I believe at the core of this hesitance to embrace Milo is that it represents a sharp departure from the strategy that the majority of campus libertarians have taken over the past several years, which has been to market libertarianism as fiscally conservative and socially liberal, and therefore more tolerable to call yourself than conservative on campus. This approach plays into the cultural Marxist reality of campuses today and attempts to grow liberty within that framework. The approach was personified by Students for Liberty president Alex McCobin’s embarrassing performance at a CPAC youth outreach panel, calling conservative a “dirty word” and attempting to essentially play into the social stigma argument which the left has so successfully created. When Milo attacks that paradigm he renders that method of recruiting ineffective, so it’s somewhat understandable that there is pushback. That being said, this pushback is completely unwarranted when such amazing gains for the perception of liberty on campus are being made; when we are actually beginning to turn the narrative around and expose to the people that today’s students live under a cultural tyranny. Milo shouldn’t have to adjust his rhetoric to placate these groups – he is fighting this fight more effectively than they are, and they need to learn from what he is doing and adjust accordingly.

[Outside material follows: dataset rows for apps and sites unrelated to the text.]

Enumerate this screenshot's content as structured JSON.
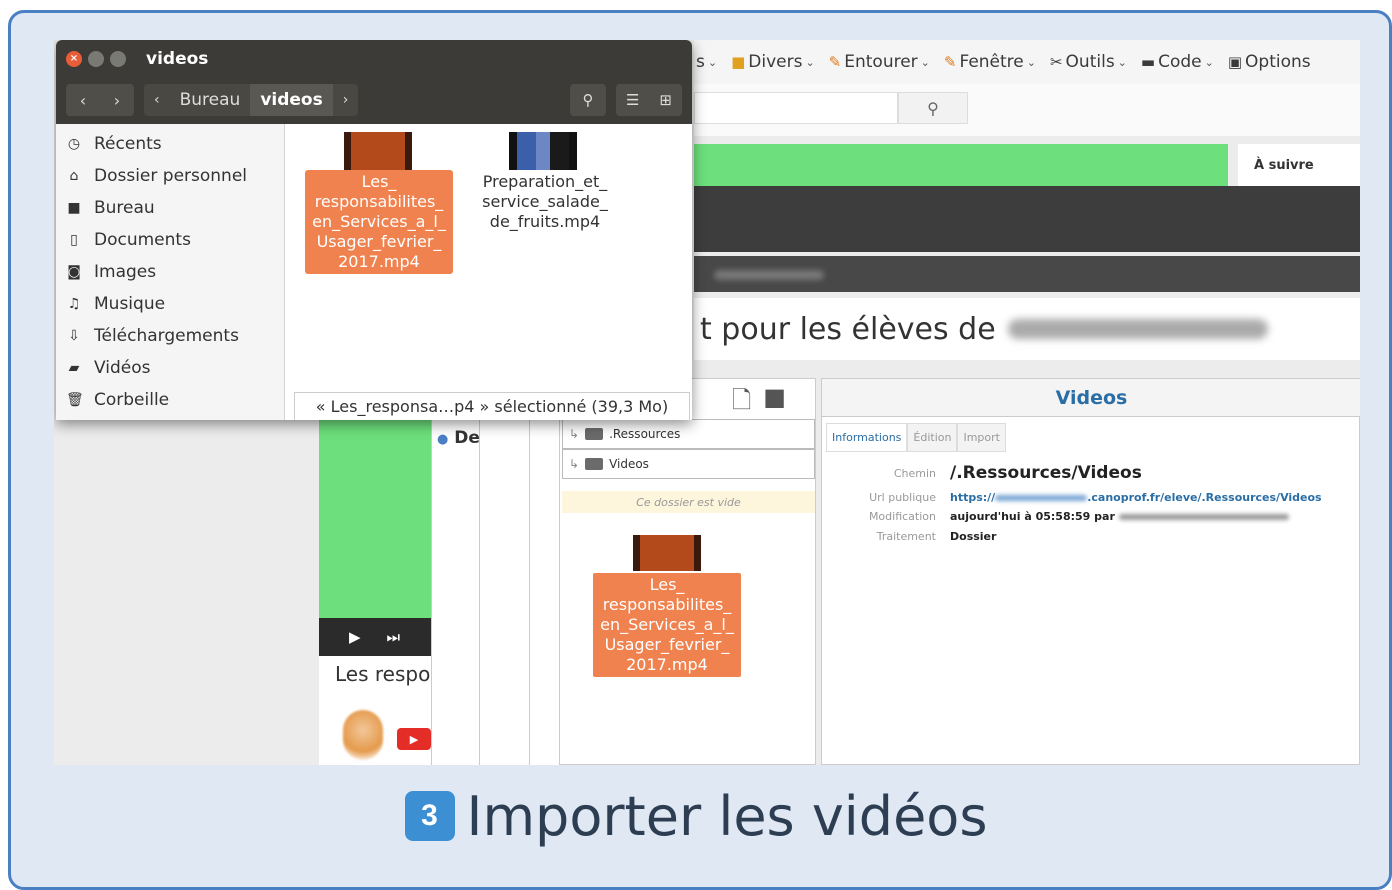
{
  "menubar": {
    "items": [
      {
        "label": "s",
        "icon": "chevron-down-icon"
      },
      {
        "label": "Divers",
        "icon": "folder-icon"
      },
      {
        "label": "Entourer",
        "icon": "pencil-icon"
      },
      {
        "label": "Fenêtre",
        "icon": "pencil-icon"
      },
      {
        "label": "Outils",
        "icon": "tools-icon"
      },
      {
        "label": "Code",
        "icon": "code-icon"
      },
      {
        "label": "Options",
        "icon": "options-icon"
      }
    ]
  },
  "web": {
    "a_suivre": "À suivre",
    "headline": "t pour les élèves de",
    "de_label": "De",
    "video_title": "Les respo"
  },
  "tree": {
    "rows": [
      ".Ressources",
      "Videos"
    ],
    "empty_note": "Ce dossier est vide",
    "drag_label": "Les_\nresponsabilites_\nen_Services_a_l_\nUsager_fevrier_\n2017.mp4"
  },
  "info": {
    "title": "Videos",
    "tabs": [
      "Informations",
      "Édition",
      "Import"
    ],
    "chemin_key": "Chemin",
    "chemin_val": "/.Ressources/Videos",
    "url_key": "Url publique",
    "url_prefix": "https://",
    "url_suffix": ".canoprof.fr/eleve/.Ressources/Videos",
    "modif_key": "Modification",
    "modif_val": "aujourd'hui à 05:58:59 par",
    "trait_key": "Traitement",
    "trait_val": "Dossier"
  },
  "file_manager": {
    "title": "videos",
    "crumbs": [
      "Bureau",
      "videos"
    ],
    "sidebar": [
      {
        "label": "Récents",
        "icon": "clock-icon"
      },
      {
        "label": "Dossier personnel",
        "icon": "home-icon"
      },
      {
        "label": "Bureau",
        "icon": "folder-icon"
      },
      {
        "label": "Documents",
        "icon": "document-icon"
      },
      {
        "label": "Images",
        "icon": "camera-icon"
      },
      {
        "label": "Musique",
        "icon": "music-icon"
      },
      {
        "label": "Téléchargements",
        "icon": "download-icon"
      },
      {
        "label": "Vidéos",
        "icon": "video-icon"
      },
      {
        "label": "Corbeille",
        "icon": "trash-icon"
      }
    ],
    "files": [
      {
        "name": "Les_\nresponsabilites_\nen_Services_a_l_\nUsager_fevrier_\n2017.mp4",
        "selected": true
      },
      {
        "name": "Preparation_et_\nservice_salade_\nde_fruits.mp4",
        "selected": false
      }
    ],
    "status": "« Les_responsa…p4 » sélectionné  (39,3 Mo)"
  },
  "caption": {
    "step": "3",
    "text": "Importer les vidéos"
  },
  "colors": {
    "accent": "#4a7fc4",
    "selection": "#f0824f",
    "green": "#6ddf7c"
  }
}
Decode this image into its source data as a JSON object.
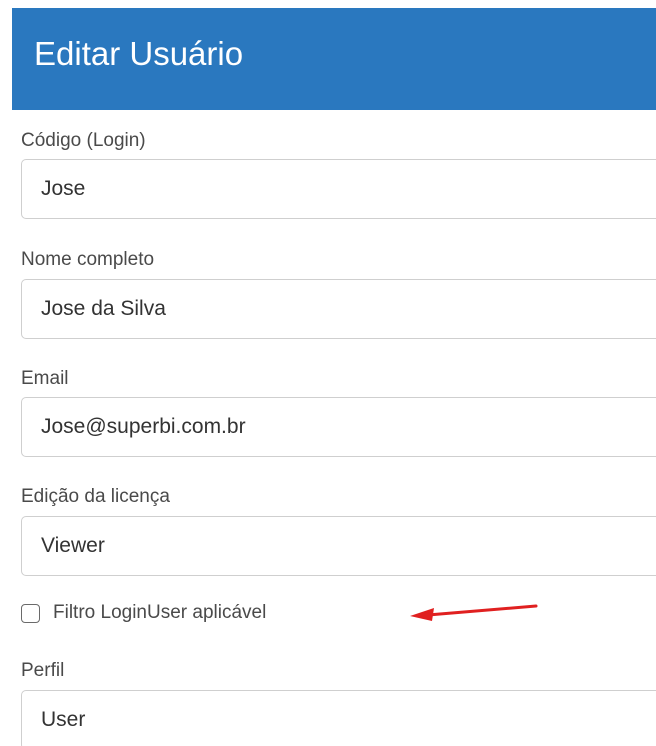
{
  "dialog": {
    "title": "Editar Usuário"
  },
  "form": {
    "login": {
      "label": "Código (Login)",
      "value": "Jose"
    },
    "full_name": {
      "label": "Nome completo",
      "value": "Jose da Silva"
    },
    "email": {
      "label": "Email",
      "value": "Jose@superbi.com.br"
    },
    "license": {
      "label": "Edição da licença",
      "value": "Viewer"
    },
    "login_filter": {
      "label": "Filtro LoginUser aplicável",
      "checked": false
    },
    "profile": {
      "label": "Perfil",
      "value": "User"
    }
  },
  "annotation": {
    "arrow_color": "#e02020",
    "arrow_icon": "arrow-left-icon"
  },
  "colors": {
    "header_bg": "#2a78bf",
    "border": "#cfcfcf"
  }
}
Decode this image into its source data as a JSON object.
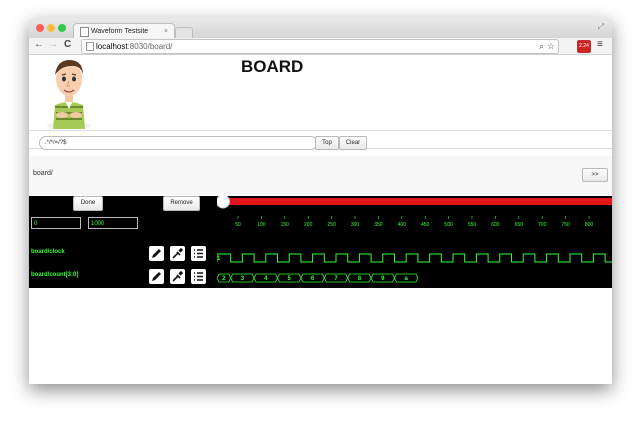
{
  "browser": {
    "tab_title": "Waveform Testsite",
    "tab_close": "×",
    "url_host": "localhost",
    "url_rest": ":8030/board/",
    "back": "←",
    "forward": "→",
    "reload": "C",
    "menu": "≡",
    "extension_badge": "2.24"
  },
  "page": {
    "title": "BOARD",
    "filter_value": ".*/*/=/?$",
    "top_label": "Top",
    "clear_label": "Clear",
    "breadcrumb": "board/",
    "next_label": ">>"
  },
  "viewer": {
    "done_label": "Done",
    "remove_label": "Remove",
    "start_value": "0",
    "end_value": "1000",
    "slider_position": 0.0,
    "slider_color": "#e0161b",
    "wave_color": "#33ff33",
    "ticks": [
      "50",
      "100",
      "150",
      "200",
      "250",
      "300",
      "350",
      "400",
      "450",
      "500",
      "550",
      "600",
      "650",
      "700",
      "750",
      "800"
    ],
    "signals": [
      {
        "name": "board/clock",
        "start_label": "1"
      },
      {
        "name": "board/count[3:0]",
        "values": [
          "2",
          "3",
          "4",
          "5",
          "6",
          "7",
          "8",
          "9",
          "a"
        ]
      }
    ]
  }
}
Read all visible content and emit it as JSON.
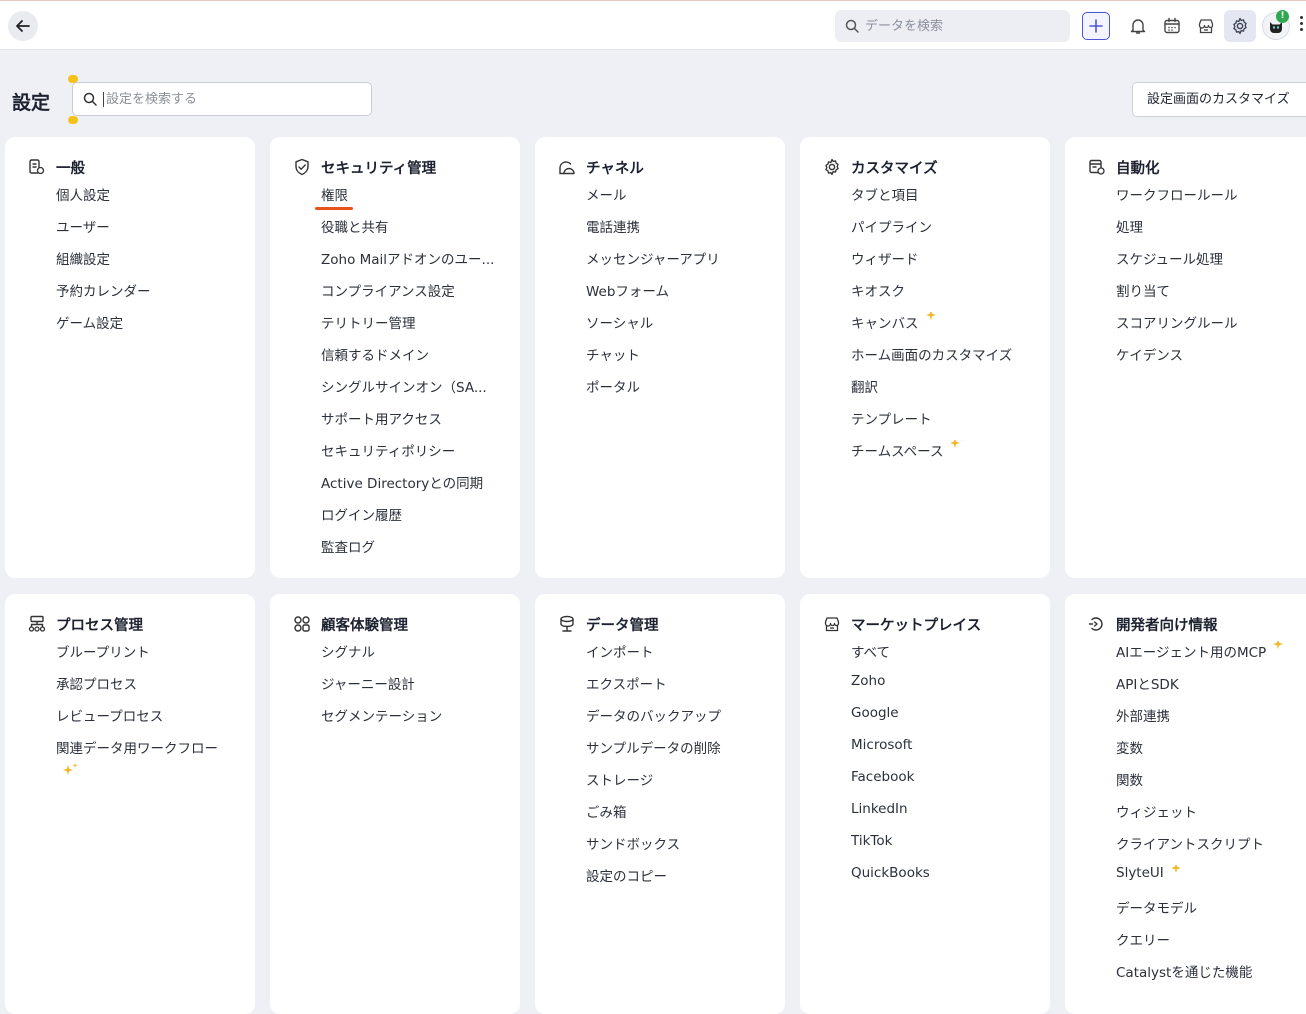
{
  "topbar": {
    "search_placeholder": "データを検索",
    "icons": [
      "back-arrow-icon",
      "search-icon",
      "plus-icon",
      "bell-icon",
      "calendar-icon",
      "marketplace-icon",
      "gear-icon",
      "avatar",
      "more-icon"
    ],
    "badge": "!"
  },
  "page": {
    "title": "設定",
    "search_placeholder": "設定を検索する",
    "customize_button": "設定画面のカスタマイズ"
  },
  "accent": "#e8521a",
  "sparkle_color": "#f1b92c",
  "cards": {
    "general": {
      "title": "一般",
      "items": [
        "個人設定",
        "ユーザー",
        "組織設定",
        "予約カレンダー",
        "ゲーム設定"
      ]
    },
    "security": {
      "title": "セキュリティ管理",
      "items": [
        "権限",
        "役職と共有",
        "Zoho Mailアドオンのユー...",
        "コンプライアンス設定",
        "テリトリー管理",
        "信頼するドメイン",
        "シングルサインオン（SA...",
        "サポート用アクセス",
        "セキュリティポリシー",
        "Active Directoryとの同期",
        "ログイン履歴",
        "監査ログ"
      ]
    },
    "channels": {
      "title": "チャネル",
      "items": [
        "メール",
        "電話連携",
        "メッセンジャーアプリ",
        "Webフォーム",
        "ソーシャル",
        "チャット",
        "ポータル"
      ]
    },
    "customize": {
      "title": "カスタマイズ",
      "items": [
        "タブと項目",
        "パイプライン",
        "ウィザード",
        "キオスク",
        "キャンバス",
        "ホーム画面のカスタマイズ",
        "翻訳",
        "テンプレート",
        "チームスペース"
      ]
    },
    "automation": {
      "title": "自動化",
      "items": [
        "ワークフロールール",
        "処理",
        "スケジュール処理",
        "割り当て",
        "スコアリングルール",
        "ケイデンス"
      ]
    },
    "process": {
      "title": "プロセス管理",
      "items": [
        "ブループリント",
        "承認プロセス",
        "レビュープロセス",
        "関連データ用ワークフロー"
      ]
    },
    "cx": {
      "title": "顧客体験管理",
      "items": [
        "シグナル",
        "ジャーニー設計",
        "セグメンテーション"
      ]
    },
    "data": {
      "title": "データ管理",
      "items": [
        "インポート",
        "エクスポート",
        "データのバックアップ",
        "サンプルデータの削除",
        "ストレージ",
        "ごみ箱",
        "サンドボックス",
        "設定のコピー"
      ]
    },
    "marketplace": {
      "title": "マーケットプレイス",
      "items": [
        "すべて",
        "Zoho",
        "Google",
        "Microsoft",
        "Facebook",
        "LinkedIn",
        "TikTok",
        "QuickBooks"
      ]
    },
    "developer": {
      "title": "開発者向け情報",
      "items": [
        "AIエージェント用のMCP",
        "APIとSDK",
        "外部連携",
        "変数",
        "関数",
        "ウィジェット",
        "クライアントスクリプト",
        "SlyteUI",
        "データモデル",
        "クエリー",
        "Catalystを通じた機能"
      ]
    }
  }
}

To say the response of the liberty movement’s leadership to the Milo phenomenon is disheartening would be a major understatement. It is a response that, unless rapidly corrected, threatens to limit our effectiveness in the fight for liberty on campus and in college towns. It threatens to limit our effectiveness in stopping the spread of the cancer of cultural Marxism, an issue which libertarians need to start becoming far more concerned about going forward. We are libertarians, that means we have a moral obligation to defend liberty. Defending liberty doesn’t stop at the legislative level; in order to have a truly free society, you must also defend a culture of free expression. In order to truly claim the mantle of liberty, you must defend one’s right to state their opinion without being personally harmed for doing so. Campus libertarians have been presented with a choice: attack the cultural Marxism of the left in what’s been proven to be a highly effective manner, or continue to play into their paradigm and try to satisfy qualifications which are fundamentally anti liberty. The choice we must make is clear – the liberty movement must stand steadfast against cultural Marxism and the cultural rot that it brings. I have confidence that we will choose liberty and continue to attack this rancid culture that has permeated our campuses until we have eradicated it for good.